Posted by Kathy Waller
It is a truth universally acknowledged that to accomplish anything of worth, one must first set goals.
But goals drive me crazy, and that’s no secret either. Periodically, fellow Austin Mystery Writer Gale Albright pulls out her notebook and says, “All right. Let’s write down our goals.” Her goals, my goals, goals for us as a team. She’s serious about goals.
As soon as she says the magic word, I start a major case of the fantods. I can come up with goals, but when I see them on paper, claustrophobia sets in. I dig in my heels and think, “I will not do [whatever I’ve written that I will do]. And you can’t make me.” Sometimes I don’t just think it–I say it.
I’ve said it to Gale so often that now when she pulls out her notebook, she begins with, “I know you don’t like goals, but…”
I don’t think she knows I have a long history of goal-setting–I love trying to organize myself. And there are so many goals out there just itching to be adopted.
Writing challenges lurk all over the Internet: Write every day, write a thousand words every day, keep a journal, do morning pages, do evening pages, write for an hour-two hours-three hours every day, produce a 50,000-word novel in November by writing 1,667 words a day…
That last, which you no doubt recognize as the goal of NaNoWriMo, really drives me up the wall. Every year, I register. Then, every October 31, the fantods set in, and there goes my chance of winning. I’ve given up all hope of getting a NaNo tee-shirt.
It goes like this: Each year, there are four 80-day rounds. On the first day of each round, participants decide on goals and post them on their blogs. Then they put links to their posts on a ROW80 Linky for a ROW80 blog hop.
For the rest of the round, participants report their progress on Sundays and Wednesdays, and publish their links on the day’s Linky.
If they’ve met their goals, that’s great. If they haven’t, that’s life. Participants are free to change goals and post new ones.
Anyone who wants to join is welcome, and it’s okay to jump in at any time during the round–just post goals on the next Sunday/Wednesday check-in day and go on from there.
I’ve done ROW80 several times without even a hint of the fantods. The secret, I think, is in the subtitle: The writing challenge that knows you have a life.
I have a life. And sometimes it gets in the way. Cedar fever, company coming, hauling cats to the vet–so many things can bump writing down to second or third or tenth priority.
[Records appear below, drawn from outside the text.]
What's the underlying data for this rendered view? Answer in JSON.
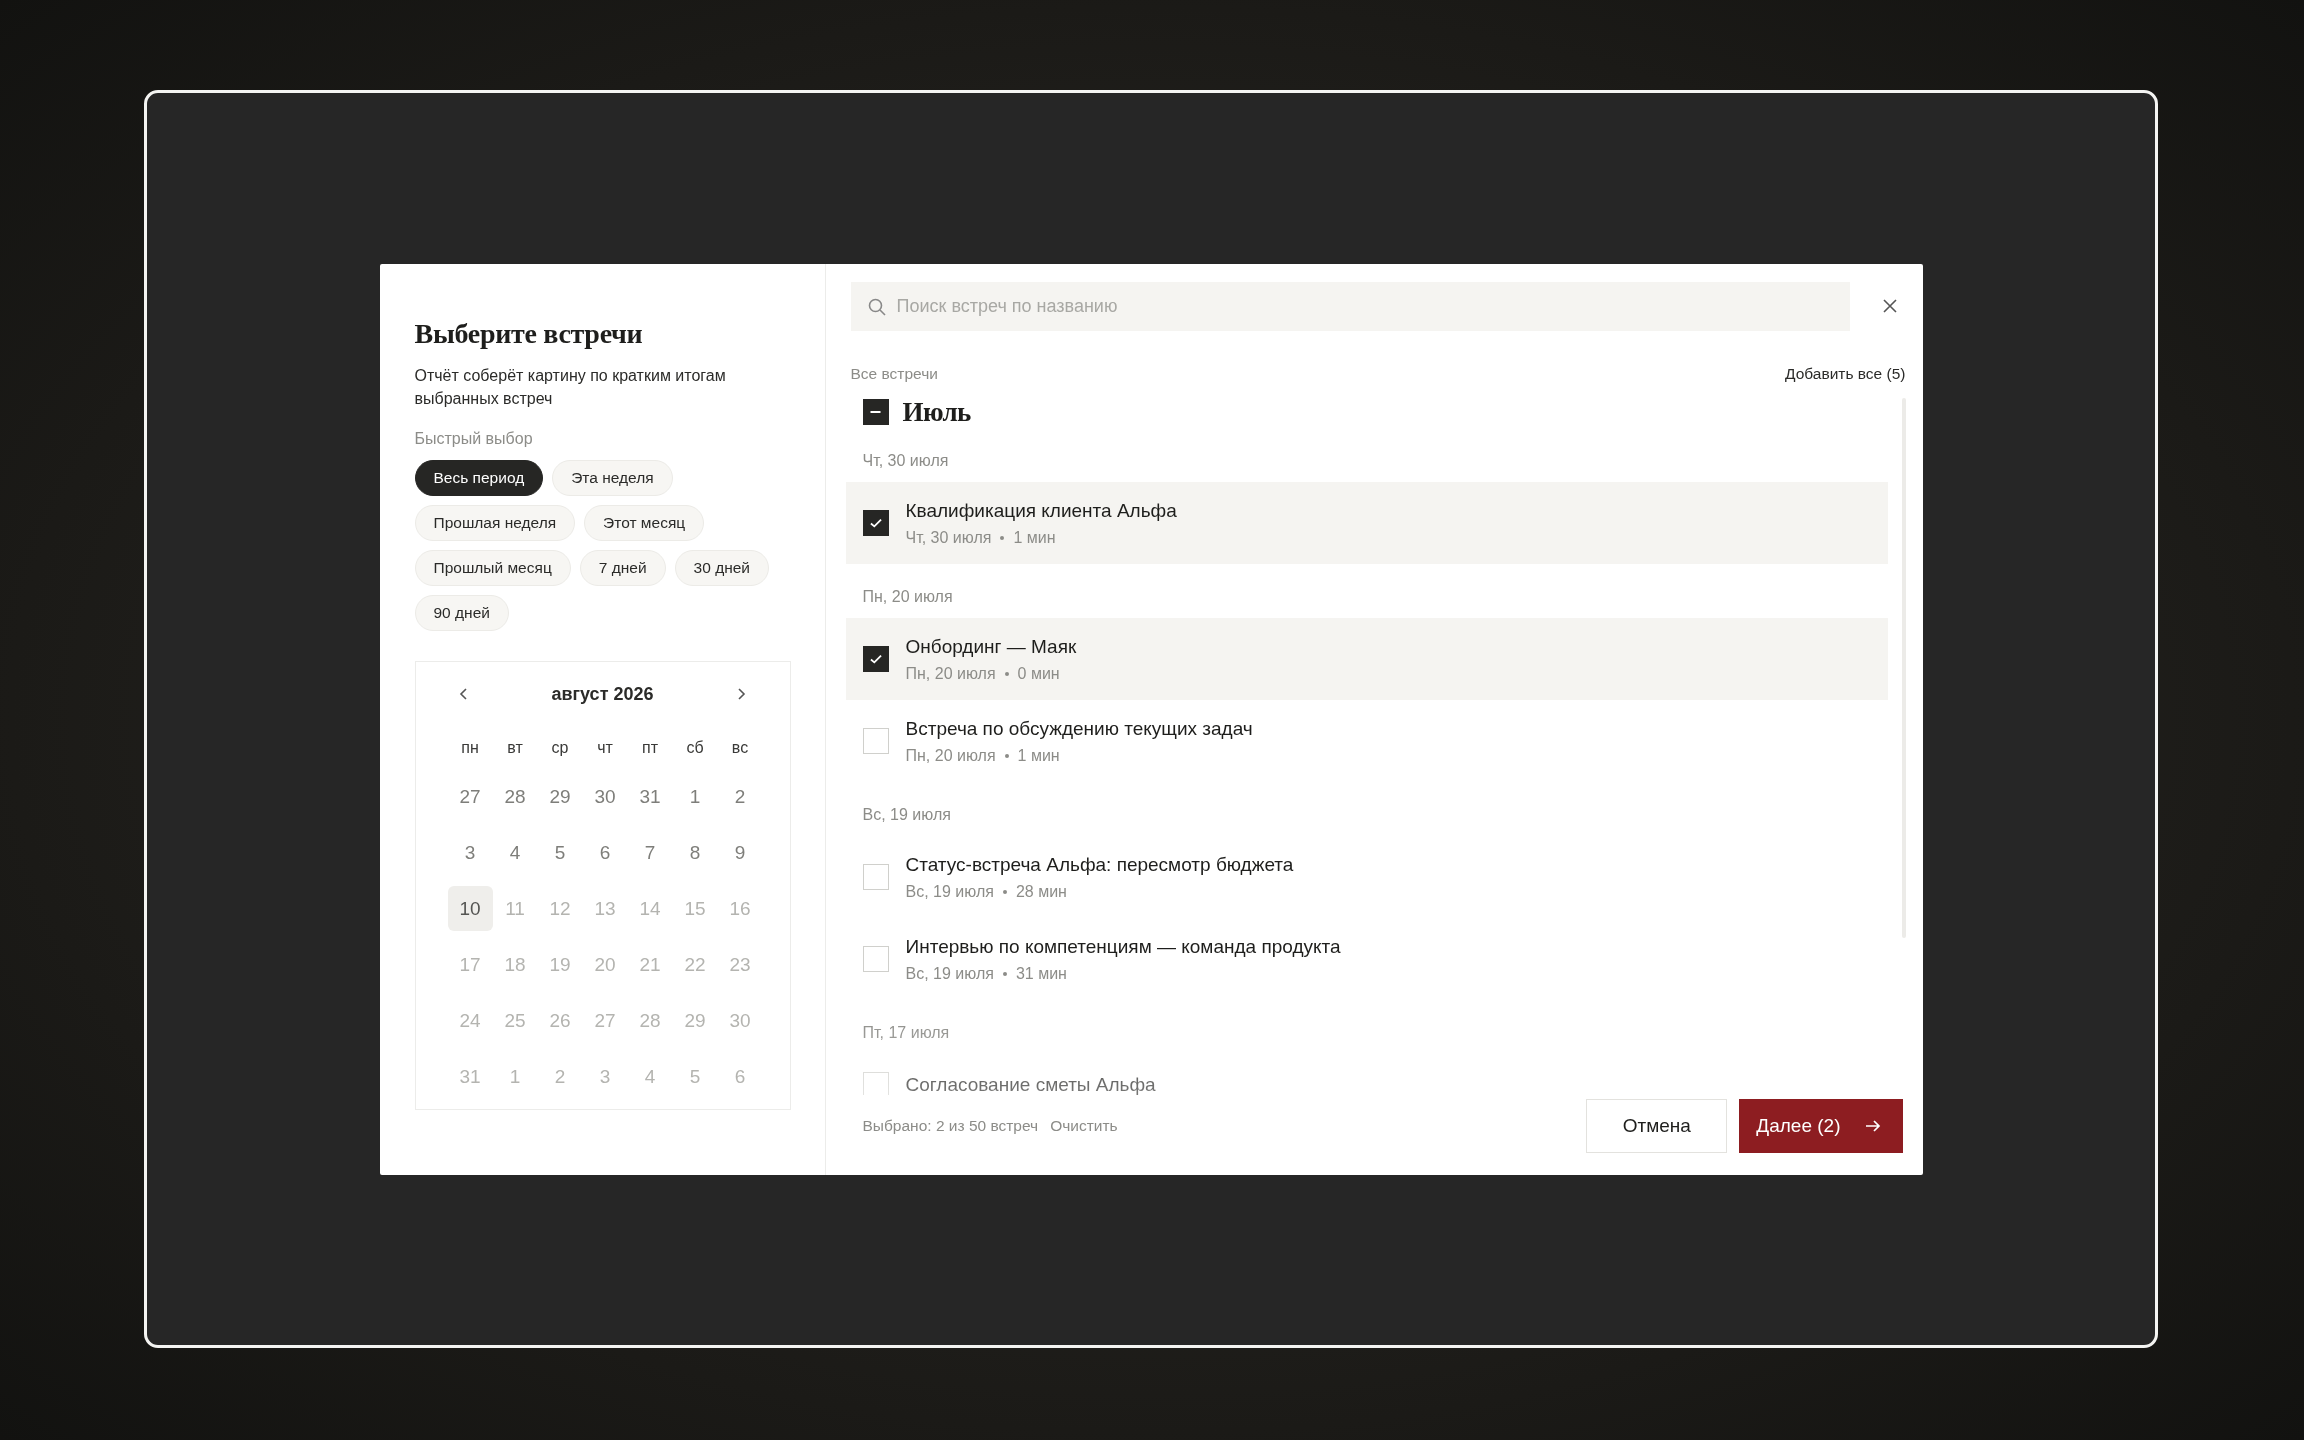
{
  "dialog": {
    "title": "Выберите встречи",
    "subtitle": "Отчёт соберёт картину по кратким итогам выбранных встреч",
    "quick_label": "Быстрый выбор",
    "quick_ranges": [
      {
        "label": "Весь период",
        "selected": true
      },
      {
        "label": "Эта неделя",
        "selected": false
      },
      {
        "label": "Прошлая неделя",
        "selected": false
      },
      {
        "label": "Этот месяц",
        "selected": false
      },
      {
        "label": "Прошлый месяц",
        "selected": false
      },
      {
        "label": "7 дней",
        "selected": false
      },
      {
        "label": "30 дней",
        "selected": false
      },
      {
        "label": "90 дней",
        "selected": false
      }
    ],
    "calendar": {
      "month": "август 2026",
      "weekdays": [
        "пн",
        "вт",
        "ср",
        "чт",
        "пт",
        "сб",
        "вс"
      ],
      "days": [
        {
          "label": "27",
          "disabled": false,
          "selected": false
        },
        {
          "label": "28",
          "disabled": false,
          "selected": false
        },
        {
          "label": "29",
          "disabled": false,
          "selected": false
        },
        {
          "label": "30",
          "disabled": false,
          "selected": false
        },
        {
          "label": "31",
          "disabled": false,
          "selected": false
        },
        {
          "label": "1",
          "disabled": false,
          "selected": false
        },
        {
          "label": "2",
          "disabled": false,
          "selected": false
        },
        {
          "label": "3",
          "disabled": false,
          "selected": false
        },
        {
          "label": "4",
          "disabled": false,
          "selected": false
        },
        {
          "label": "5",
          "disabled": false,
          "selected": false
        },
        {
          "label": "6",
          "disabled": false,
          "selected": false
        },
        {
          "label": "7",
          "disabled": false,
          "selected": false
        },
        {
          "label": "8",
          "disabled": false,
          "selected": false
        },
        {
          "label": "9",
          "disabled": false,
          "selected": false
        },
        {
          "label": "10",
          "disabled": false,
          "selected": true
        },
        {
          "label": "11",
          "disabled": true,
          "selected": false
        },
        {
          "label": "12",
          "disabled": true,
          "selected": false
        },
        {
          "label": "13",
          "disabled": true,
          "selected": false
        },
        {
          "label": "14",
          "disabled": true,
          "selected": false
        },
        {
          "label": "15",
          "disabled": true,
          "selected": false
        },
        {
          "label": "16",
          "disabled": true,
          "selected": false
        },
        {
          "label": "17",
          "disabled": true,
          "selected": false
        },
        {
          "label": "18",
          "disabled": true,
          "selected": false
        },
        {
          "label": "19",
          "disabled": true,
          "selected": false
        },
        {
          "label": "20",
          "disabled": true,
          "selected": false
        },
        {
          "label": "21",
          "disabled": true,
          "selected": false
        },
        {
          "label": "22",
          "disabled": true,
          "selected": false
        },
        {
          "label": "23",
          "disabled": true,
          "selected": false
        },
        {
          "label": "24",
          "disabled": true,
          "selected": false
        },
        {
          "label": "25",
          "disabled": true,
          "selected": false
        },
        {
          "label": "26",
          "disabled": true,
          "selected": false
        },
        {
          "label": "27",
          "disabled": true,
          "selected": false
        },
        {
          "label": "28",
          "disabled": true,
          "selected": false
        },
        {
          "label": "29",
          "disabled": true,
          "selected": false
        },
        {
          "label": "30",
          "disabled": true,
          "selected": false
        },
        {
          "label": "31",
          "disabled": true,
          "selected": false
        },
        {
          "label": "1",
          "disabled": true,
          "selected": false
        },
        {
          "label": "2",
          "disabled": true,
          "selected": false
        },
        {
          "label": "3",
          "disabled": true,
          "selected": false
        },
        {
          "label": "4",
          "disabled": true,
          "selected": false
        },
        {
          "label": "5",
          "disabled": true,
          "selected": false
        },
        {
          "label": "6",
          "disabled": true,
          "selected": false
        }
      ]
    },
    "search": {
      "placeholder": "Поиск встреч по названию"
    },
    "list_label": "Все встречи",
    "add_all": "Добавить все (5)",
    "month_group": {
      "label": "Июль",
      "indeterminate": true,
      "days": [
        {
          "date": "Чт, 30 июля",
          "meetings": [
            {
              "title": "Квалификация клиента Альфа",
              "date": "Чт, 30 июля",
              "duration": "1 мин",
              "checked": true
            }
          ]
        },
        {
          "date": "Пн, 20 июля",
          "meetings": [
            {
              "title": "Онбординг — Маяк",
              "date": "Пн, 20 июля",
              "duration": "0 мин",
              "checked": true
            },
            {
              "title": "Встреча по обсуждению текущих задач",
              "date": "Пн, 20 июля",
              "duration": "1 мин",
              "checked": false
            }
          ]
        },
        {
          "date": "Вс, 19 июля",
          "meetings": [
            {
              "title": "Статус-встреча Альфа: пересмотр бюджета",
              "date": "Вс, 19 июля",
              "duration": "28 мин",
              "checked": false
            },
            {
              "title": "Интервью по компетенциям — команда продукта",
              "date": "Вс, 19 июля",
              "duration": "31 мин",
              "checked": false
            }
          ]
        },
        {
          "date": "Пт, 17 июля",
          "meetings": [
            {
              "title": "Согласование сметы Альфа",
              "checked": false
            }
          ]
        }
      ]
    },
    "footer": {
      "summary": "Выбрано: 2 из 50 встреч",
      "clear": "Очистить",
      "cancel": "Отмена",
      "next": "Далее (2)"
    }
  }
}
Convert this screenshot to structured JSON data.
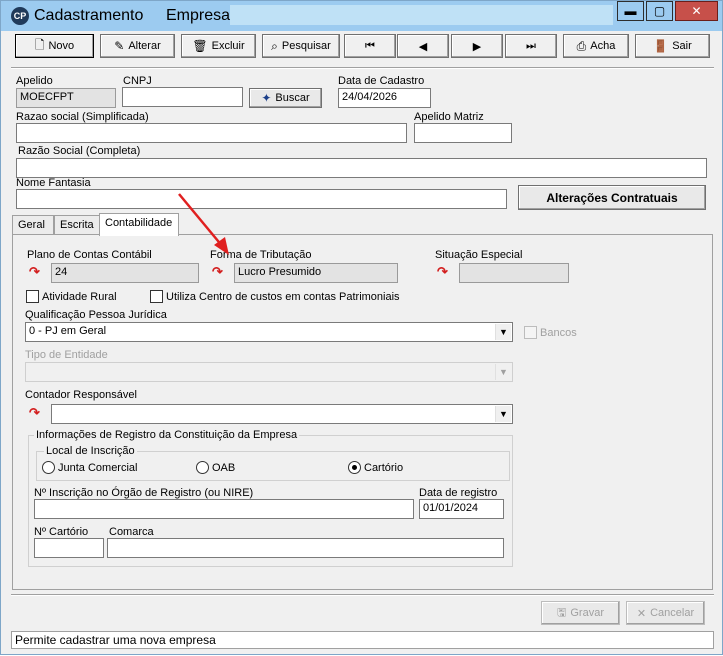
{
  "window": {
    "title": "Cadastramento",
    "empresa_label": "Empresa:",
    "minimize": "▬",
    "maximize": "▢",
    "close": "✕",
    "app_icon": "CP"
  },
  "toolbar": {
    "novo": "Novo",
    "alterar": "Alterar",
    "excluir": "Excluir",
    "pesquisar": "Pesquisar",
    "first": "⏮",
    "prev": "◀",
    "next": "▶",
    "last": "⏭",
    "acha": "Acha",
    "sair": "Sair"
  },
  "form": {
    "apelido_label": "Apelido",
    "apelido_value": "MOECFPT",
    "cnpj_label": "CNPJ",
    "cnpj_value": "",
    "buscar": "Buscar",
    "data_cadastro_label": "Data de Cadastro",
    "data_cadastro_value": "24/04/2026",
    "razao_simpl_label": "Razao social (Simplificada)",
    "razao_simpl_value": "",
    "apelido_matriz_label": "Apelido Matriz",
    "apelido_matriz_value": "",
    "razao_completa_label": "Razão Social (Completa)",
    "razao_completa_value": "",
    "nome_fantasia_label": "Nome Fantasia",
    "nome_fantasia_value": "",
    "alteracoes_btn": "Alterações Contratuais"
  },
  "tabs": [
    {
      "label": "Geral"
    },
    {
      "label": "Escrita"
    },
    {
      "label": "Contabilidade"
    }
  ],
  "contabilidade": {
    "plano_label": "Plano de Contas Contábil",
    "plano_value": "24",
    "forma_label": "Forma de Tributação",
    "forma_value": "Lucro Presumido",
    "situacao_label": "Situação Especial",
    "situacao_value": "",
    "atividade_rural": "Atividade Rural",
    "centro_custos": "Utiliza Centro de custos em contas Patrimoniais",
    "qualificacao_label": "Qualificação Pessoa Jurídica",
    "qualificacao_value": "0 - PJ em Geral",
    "bancos": "Bancos",
    "tipo_entidade_label": "Tipo de Entidade",
    "tipo_entidade_value": "",
    "contador_label": "Contador Responsável",
    "contador_value": "",
    "registro_group": "Informações de Registro da Constituição da Empresa",
    "local_group": "Local de Inscrição",
    "radio_junta": "Junta Comercial",
    "radio_oab": "OAB",
    "radio_cartorio": "Cartório",
    "inscricao_label": "Nº Inscrição no Órgão de Registro (ou NIRE)",
    "inscricao_value": "",
    "data_registro_label": "Data de registro",
    "data_registro_value": "01/01/2024",
    "num_cartorio_label": "Nº Cartório",
    "num_cartorio_value": "",
    "comarca_label": "Comarca",
    "comarca_value": ""
  },
  "footer": {
    "gravar": "Gravar",
    "cancelar": "Cancelar",
    "status": "Permite cadastrar uma nova empresa"
  },
  "colors": {
    "titlebar": "#9ccbf0",
    "close": "#c7504a",
    "annotation_arrow": "#e02020"
  }
}
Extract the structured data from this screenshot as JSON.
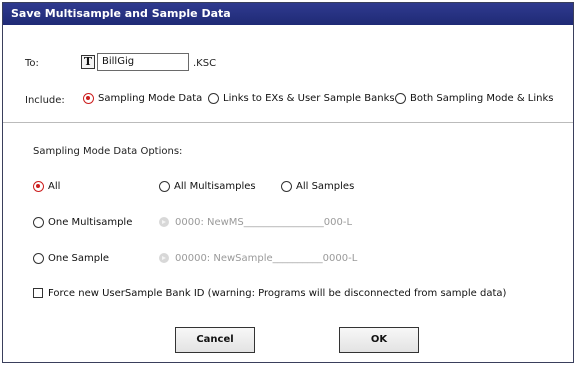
{
  "dialog": {
    "title": "Save Multisample and Sample Data",
    "to_label": "To:",
    "filename": "BillGig",
    "extension": ".KSC",
    "include_label": "Include:",
    "include_options": [
      {
        "label": "Sampling Mode Data",
        "selected": true
      },
      {
        "label": "Links to EXs & User Sample Banks",
        "selected": false
      },
      {
        "label": "Both Sampling Mode & Links",
        "selected": false
      }
    ],
    "options_heading": "Sampling Mode Data Options:",
    "scope_options": [
      {
        "label": "All",
        "selected": true
      },
      {
        "label": "All Multisamples",
        "selected": false
      },
      {
        "label": "All Samples",
        "selected": false
      }
    ],
    "one_multisample_label": "One Multisample",
    "one_multisample_value": "0000: NewMS________________000-L",
    "one_sample_label": "One Sample",
    "one_sample_value": "00000: NewSample__________0000-L",
    "force_bank_label": "Force new UserSample Bank ID (warning: Programs will be disconnected from sample data)",
    "cancel_label": "Cancel",
    "ok_label": "OK",
    "colors": {
      "title_bar": "#1f2a75",
      "radio_selected": "#cc1f1f"
    }
  }
}
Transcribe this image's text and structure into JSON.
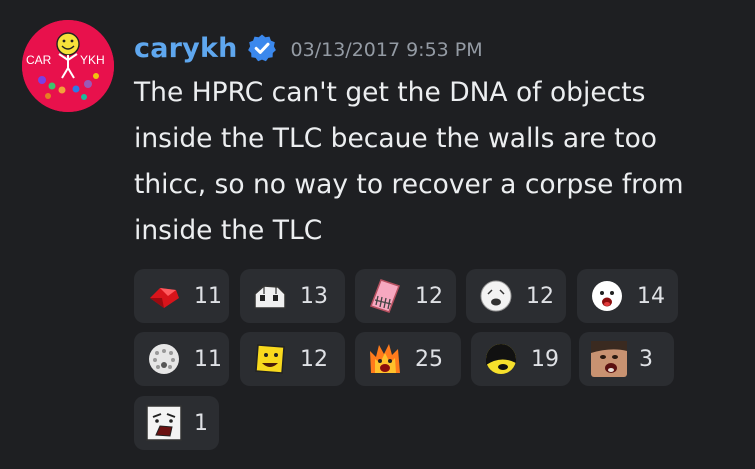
{
  "message": {
    "author": "carykh",
    "timestamp": "03/13/2017 9:53 PM",
    "lines": [
      "The HPRC can't get the DNA of objects",
      "inside the TLC becaue the walls are too",
      "thicc, so no way to recover a corpse from",
      "inside the TLC"
    ],
    "avatar": {
      "text_left": "CAR",
      "text_right": "YKH",
      "background": "#e8114c"
    },
    "verified_icon": "verified-check-badge"
  },
  "reactions": [
    {
      "emoji": "ruby-emoji",
      "count": "11"
    },
    {
      "emoji": "bracelety-house-emoji",
      "count": "13"
    },
    {
      "emoji": "eraser-emoji",
      "count": "12"
    },
    {
      "emoji": "golf-ball-emoji",
      "count": "12"
    },
    {
      "emoji": "snowball-screaming-emoji",
      "count": "14"
    },
    {
      "emoji": "golf-ball-holes-emoji",
      "count": "11"
    },
    {
      "emoji": "yellow-face-emoji",
      "count": "12"
    },
    {
      "emoji": "firey-emoji",
      "count": "25"
    },
    {
      "emoji": "black-hair-emoji",
      "count": "19"
    },
    {
      "emoji": "screaming-man-emoji",
      "count": "3"
    },
    {
      "emoji": "crying-face-emoji",
      "count": "1"
    }
  ],
  "colors": {
    "background": "#1e1f22",
    "username": "#5fa7ef",
    "timestamp": "#949ba4",
    "reaction_bg": "#2b2d31",
    "verified": "#3b88ed"
  }
}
When I set out to write every single day, or one hour every single day–or adopt any goal set by someone else–and then don’t meet that goal, I’ve failed. And I’m likely to stop altogether.
But ROW80 not only allows me to set my own goals, it also acknowledges I might need to set them aside. It allows me to tweak them, change them, and if I need to, scuttle them and start over. There’s no pressure to conform or to make excuses for lapses. I’m in charge.
Now, here’s the evidence that I’m a little crazy: No matter what goals I set or what challenges I face, I’m always in charge. No one stands over me holding a machete to make sure I write one hour a day. No one pins a Scarlet F-for-failure on my tee-shirt when I don’t write in my journal.
Nobody. Not even Gale.
But there’s a flexibility to ROW80 that somehow makes goals easier to live with. I’m free, free, free… In addition, I’m not in this alone. At present, fourteen bloggers have registered on today’s Linky. Tomorrow there will be more. Reading their posts is instructive as well. Participants don’t make excuses; they evaluate, consider what didn’t work and what might work, and go from there.
Yesterday I drafted some goals, posted them on my blog, and registered on the Linky. On Wednesday, I’ll report on my progress, or possibly on my not-progress. But when I’m part of ROW80, I usually make some progress, even when life gets in the way.
I came across the word fantods in a story by O. Henry and liked it so much I decided to have the fantods as often as possible.
Kathy Waller blogs at Telling the Truth, Mainly
and at the group blog Writing Wranglers and Warriors
as well as here at Austin Mystery Writers.
Her short stories appear at Mysterical-E
and in Murder on Wheels.